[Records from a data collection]

________________________

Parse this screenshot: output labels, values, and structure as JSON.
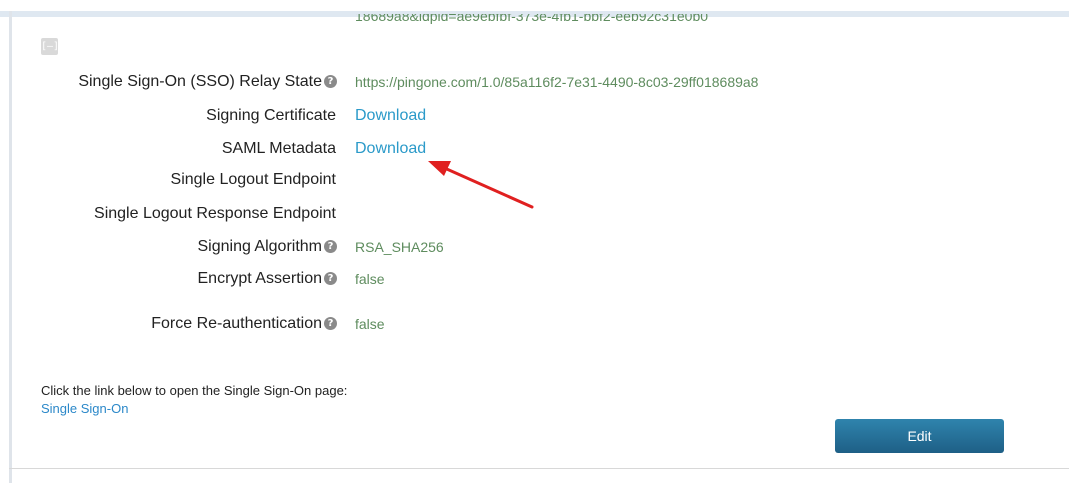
{
  "clipped_url": "18689a8&idpid=ae9ebfbf-373e-4fb1-bbf2-eeb92c31e0b0",
  "collapse_label": "[–]",
  "fields": {
    "relay_state": {
      "label": "Single Sign-On (SSO) Relay State",
      "value": "https://pingone.com/1.0/85a116f2-7e31-4490-8c03-29ff018689a8"
    },
    "signing_certificate": {
      "label": "Signing Certificate",
      "value": "Download"
    },
    "saml_metadata": {
      "label": "SAML Metadata",
      "value": "Download"
    },
    "logout_endpoint": {
      "label": "Single Logout Endpoint",
      "value": ""
    },
    "logout_response_endpoint": {
      "label": "Single Logout Response Endpoint",
      "value": ""
    },
    "signing_algorithm": {
      "label": "Signing Algorithm",
      "value": "RSA_SHA256"
    },
    "encrypt_assertion": {
      "label": "Encrypt Assertion",
      "value": "false"
    },
    "force_reauth": {
      "label": "Force Re-authentication",
      "value": "false"
    }
  },
  "help_glyph": "?",
  "footer": {
    "instruction": "Click the link below to open the Single Sign-On page:",
    "link": "Single Sign-On"
  },
  "buttons": {
    "edit": "Edit"
  },
  "colors": {
    "value_text": "#5e8c5e",
    "link": "#2b9ac9",
    "button": "#1e5f86",
    "annotation_arrow": "#e02020"
  }
}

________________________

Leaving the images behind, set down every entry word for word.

Parse this screenshot: output labels, values, and structure as JSON.
{
  "clipped_url": "18689a8&idpid=ae9ebfbf-373e-4fb1-bbf2-eeb92c31e0b0",
  "collapse_label": "[–]",
  "fields": {
    "relay_state": {
      "label": "Single Sign-On (SSO) Relay State",
      "value": "https://pingone.com/1.0/85a116f2-7e31-4490-8c03-29ff018689a8"
    },
    "signing_certificate": {
      "label": "Signing Certificate",
      "value": "Download"
    },
    "saml_metadata": {
      "label": "SAML Metadata",
      "value": "Download"
    },
    "logout_endpoint": {
      "label": "Single Logout Endpoint",
      "value": ""
    },
    "logout_response_endpoint": {
      "label": "Single Logout Response Endpoint",
      "value": ""
    },
    "signing_algorithm": {
      "label": "Signing Algorithm",
      "value": "RSA_SHA256"
    },
    "encrypt_assertion": {
      "label": "Encrypt Assertion",
      "value": "false"
    },
    "force_reauth": {
      "label": "Force Re-authentication",
      "value": "false"
    }
  },
  "help_glyph": "?",
  "footer": {
    "instruction": "Click the link below to open the Single Sign-On page:",
    "link": "Single Sign-On"
  },
  "buttons": {
    "edit": "Edit"
  },
  "colors": {
    "value_text": "#5e8c5e",
    "link": "#2b9ac9",
    "button": "#1e5f86",
    "annotation_arrow": "#e02020"
  }
}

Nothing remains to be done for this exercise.